Every line below that holds the string "placeholder" must be copied.
######
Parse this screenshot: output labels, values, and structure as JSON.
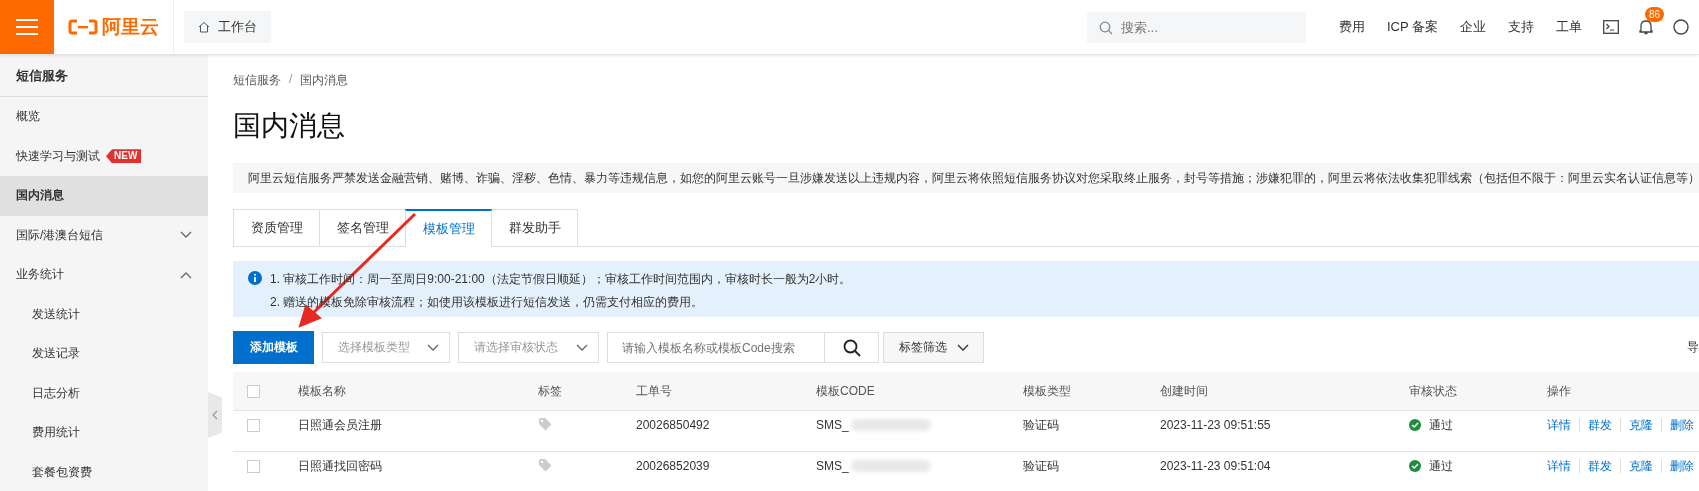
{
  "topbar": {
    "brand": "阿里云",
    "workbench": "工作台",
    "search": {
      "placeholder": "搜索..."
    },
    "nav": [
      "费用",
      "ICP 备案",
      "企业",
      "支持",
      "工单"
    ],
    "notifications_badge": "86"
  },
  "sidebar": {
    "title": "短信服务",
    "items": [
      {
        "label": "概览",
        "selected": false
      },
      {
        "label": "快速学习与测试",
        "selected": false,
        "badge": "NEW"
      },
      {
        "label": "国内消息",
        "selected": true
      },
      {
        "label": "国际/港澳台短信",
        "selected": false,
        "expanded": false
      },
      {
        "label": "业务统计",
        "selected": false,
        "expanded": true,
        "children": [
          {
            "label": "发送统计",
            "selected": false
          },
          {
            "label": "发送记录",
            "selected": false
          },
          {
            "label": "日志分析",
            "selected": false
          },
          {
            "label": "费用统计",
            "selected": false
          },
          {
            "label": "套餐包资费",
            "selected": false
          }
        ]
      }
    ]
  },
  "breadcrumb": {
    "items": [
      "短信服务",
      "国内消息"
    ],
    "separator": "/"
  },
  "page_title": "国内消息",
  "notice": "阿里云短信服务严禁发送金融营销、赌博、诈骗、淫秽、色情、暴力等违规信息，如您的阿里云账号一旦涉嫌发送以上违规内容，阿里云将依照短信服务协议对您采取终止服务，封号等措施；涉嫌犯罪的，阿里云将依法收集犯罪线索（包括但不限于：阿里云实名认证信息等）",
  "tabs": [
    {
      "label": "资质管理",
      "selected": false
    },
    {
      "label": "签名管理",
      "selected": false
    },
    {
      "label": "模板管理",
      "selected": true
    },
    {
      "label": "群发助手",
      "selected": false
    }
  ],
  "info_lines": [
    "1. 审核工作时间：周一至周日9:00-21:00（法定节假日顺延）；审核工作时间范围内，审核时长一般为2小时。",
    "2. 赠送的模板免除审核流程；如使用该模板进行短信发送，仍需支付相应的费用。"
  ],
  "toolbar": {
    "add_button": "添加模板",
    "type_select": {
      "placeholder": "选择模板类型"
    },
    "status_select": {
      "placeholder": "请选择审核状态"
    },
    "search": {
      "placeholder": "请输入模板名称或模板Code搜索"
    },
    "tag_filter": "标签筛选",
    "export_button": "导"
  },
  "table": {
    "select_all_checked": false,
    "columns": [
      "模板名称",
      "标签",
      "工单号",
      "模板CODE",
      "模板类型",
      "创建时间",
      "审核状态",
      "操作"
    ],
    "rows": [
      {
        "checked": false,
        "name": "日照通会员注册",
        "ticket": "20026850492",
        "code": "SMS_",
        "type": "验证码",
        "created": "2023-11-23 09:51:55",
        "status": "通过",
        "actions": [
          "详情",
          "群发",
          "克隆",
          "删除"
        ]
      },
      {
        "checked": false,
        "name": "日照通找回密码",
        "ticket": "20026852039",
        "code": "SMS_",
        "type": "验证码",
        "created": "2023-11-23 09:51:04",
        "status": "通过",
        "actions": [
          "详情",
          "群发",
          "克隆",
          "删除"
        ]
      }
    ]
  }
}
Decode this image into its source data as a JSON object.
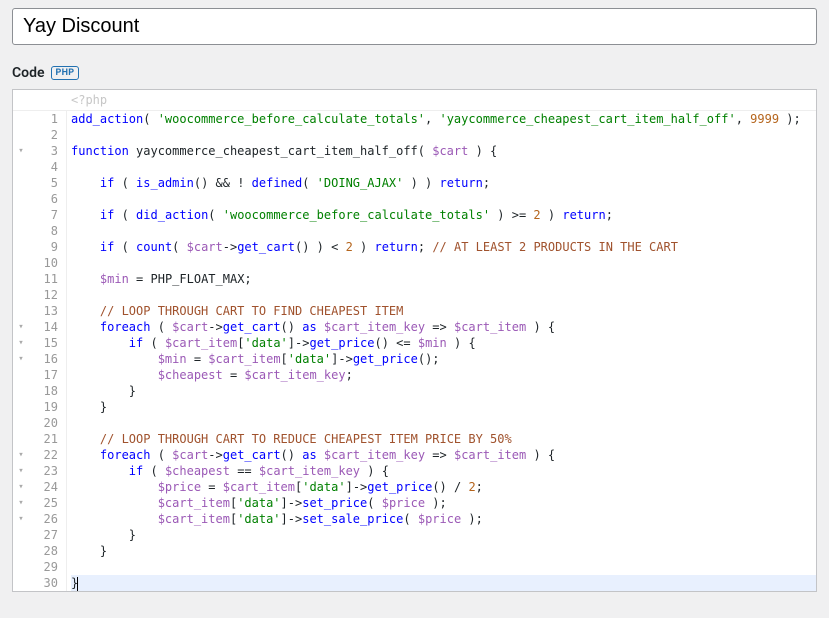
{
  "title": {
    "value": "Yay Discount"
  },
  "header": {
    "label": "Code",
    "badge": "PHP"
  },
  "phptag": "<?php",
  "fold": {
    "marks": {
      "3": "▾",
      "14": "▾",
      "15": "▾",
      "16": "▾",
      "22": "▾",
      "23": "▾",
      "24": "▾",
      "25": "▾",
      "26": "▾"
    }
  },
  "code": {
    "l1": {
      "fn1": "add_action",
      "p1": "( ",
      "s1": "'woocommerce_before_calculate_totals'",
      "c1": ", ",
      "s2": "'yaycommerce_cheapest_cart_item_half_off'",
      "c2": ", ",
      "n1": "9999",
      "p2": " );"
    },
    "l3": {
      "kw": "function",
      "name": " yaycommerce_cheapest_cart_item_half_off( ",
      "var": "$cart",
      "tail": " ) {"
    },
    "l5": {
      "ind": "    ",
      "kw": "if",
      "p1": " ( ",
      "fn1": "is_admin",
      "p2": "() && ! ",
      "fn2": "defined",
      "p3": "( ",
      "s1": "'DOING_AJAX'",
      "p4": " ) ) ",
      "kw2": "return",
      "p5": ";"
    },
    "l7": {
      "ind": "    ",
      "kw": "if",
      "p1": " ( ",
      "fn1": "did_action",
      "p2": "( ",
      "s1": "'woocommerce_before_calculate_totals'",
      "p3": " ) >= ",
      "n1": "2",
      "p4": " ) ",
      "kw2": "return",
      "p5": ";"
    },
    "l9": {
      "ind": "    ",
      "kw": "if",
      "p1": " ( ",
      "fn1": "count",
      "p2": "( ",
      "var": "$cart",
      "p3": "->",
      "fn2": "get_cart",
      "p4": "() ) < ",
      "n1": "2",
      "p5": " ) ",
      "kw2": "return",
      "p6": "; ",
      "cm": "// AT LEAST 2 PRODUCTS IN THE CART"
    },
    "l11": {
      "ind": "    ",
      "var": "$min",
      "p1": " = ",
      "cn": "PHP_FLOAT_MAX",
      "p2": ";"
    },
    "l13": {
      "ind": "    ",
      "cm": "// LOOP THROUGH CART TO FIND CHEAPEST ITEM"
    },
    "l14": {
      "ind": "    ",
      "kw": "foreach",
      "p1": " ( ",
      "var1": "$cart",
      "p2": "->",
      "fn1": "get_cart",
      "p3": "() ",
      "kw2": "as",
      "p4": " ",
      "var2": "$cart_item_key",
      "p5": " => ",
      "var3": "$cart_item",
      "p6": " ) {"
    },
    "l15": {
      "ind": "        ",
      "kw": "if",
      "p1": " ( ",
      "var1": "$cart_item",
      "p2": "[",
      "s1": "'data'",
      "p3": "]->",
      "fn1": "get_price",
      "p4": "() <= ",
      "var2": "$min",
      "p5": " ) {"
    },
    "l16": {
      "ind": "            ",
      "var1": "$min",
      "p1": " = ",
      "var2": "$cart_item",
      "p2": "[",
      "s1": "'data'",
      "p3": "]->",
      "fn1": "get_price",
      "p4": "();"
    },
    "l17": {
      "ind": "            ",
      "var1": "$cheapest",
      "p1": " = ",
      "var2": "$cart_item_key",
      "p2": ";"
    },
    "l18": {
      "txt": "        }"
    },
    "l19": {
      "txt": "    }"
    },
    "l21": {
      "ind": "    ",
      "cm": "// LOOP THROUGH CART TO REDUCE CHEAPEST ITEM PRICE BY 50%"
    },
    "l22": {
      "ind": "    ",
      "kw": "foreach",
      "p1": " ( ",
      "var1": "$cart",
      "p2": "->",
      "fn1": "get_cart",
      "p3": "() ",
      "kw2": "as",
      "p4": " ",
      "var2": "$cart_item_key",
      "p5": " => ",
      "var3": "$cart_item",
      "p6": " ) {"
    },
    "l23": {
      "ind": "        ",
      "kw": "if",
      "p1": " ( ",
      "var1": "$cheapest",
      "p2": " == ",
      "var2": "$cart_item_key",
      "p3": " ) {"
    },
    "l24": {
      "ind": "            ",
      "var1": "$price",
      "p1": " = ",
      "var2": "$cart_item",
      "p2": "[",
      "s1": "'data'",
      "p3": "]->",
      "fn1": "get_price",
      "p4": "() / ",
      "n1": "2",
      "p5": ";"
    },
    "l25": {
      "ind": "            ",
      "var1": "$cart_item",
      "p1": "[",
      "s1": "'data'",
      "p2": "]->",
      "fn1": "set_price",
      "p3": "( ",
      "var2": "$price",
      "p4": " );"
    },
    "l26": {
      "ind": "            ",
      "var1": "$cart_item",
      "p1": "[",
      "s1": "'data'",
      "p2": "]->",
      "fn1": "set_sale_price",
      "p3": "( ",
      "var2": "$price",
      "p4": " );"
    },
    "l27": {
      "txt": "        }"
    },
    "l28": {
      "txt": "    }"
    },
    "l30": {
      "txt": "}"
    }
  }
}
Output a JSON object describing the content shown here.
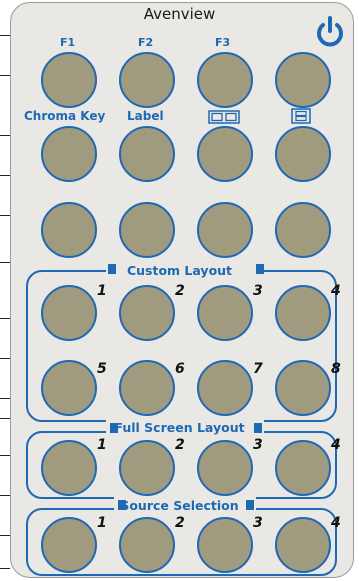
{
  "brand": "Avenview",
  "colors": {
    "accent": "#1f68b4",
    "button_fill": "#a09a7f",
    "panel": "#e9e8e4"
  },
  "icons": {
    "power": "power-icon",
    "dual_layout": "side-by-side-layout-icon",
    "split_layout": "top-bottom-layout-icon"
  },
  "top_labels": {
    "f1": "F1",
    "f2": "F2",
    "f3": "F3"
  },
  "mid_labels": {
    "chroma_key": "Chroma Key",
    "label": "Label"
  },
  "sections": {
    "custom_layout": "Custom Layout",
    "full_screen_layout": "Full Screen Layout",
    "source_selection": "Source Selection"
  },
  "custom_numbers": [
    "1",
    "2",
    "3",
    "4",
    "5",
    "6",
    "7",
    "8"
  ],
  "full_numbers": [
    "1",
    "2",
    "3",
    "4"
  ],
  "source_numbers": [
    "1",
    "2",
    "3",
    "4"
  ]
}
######
- Response -
      "placeholder": "搜索..."
      "placeholder": "选择模板类型"
      "placeholder": "请选择审核状态"
      "placeholder": "请输入模板名称或模板Code搜索"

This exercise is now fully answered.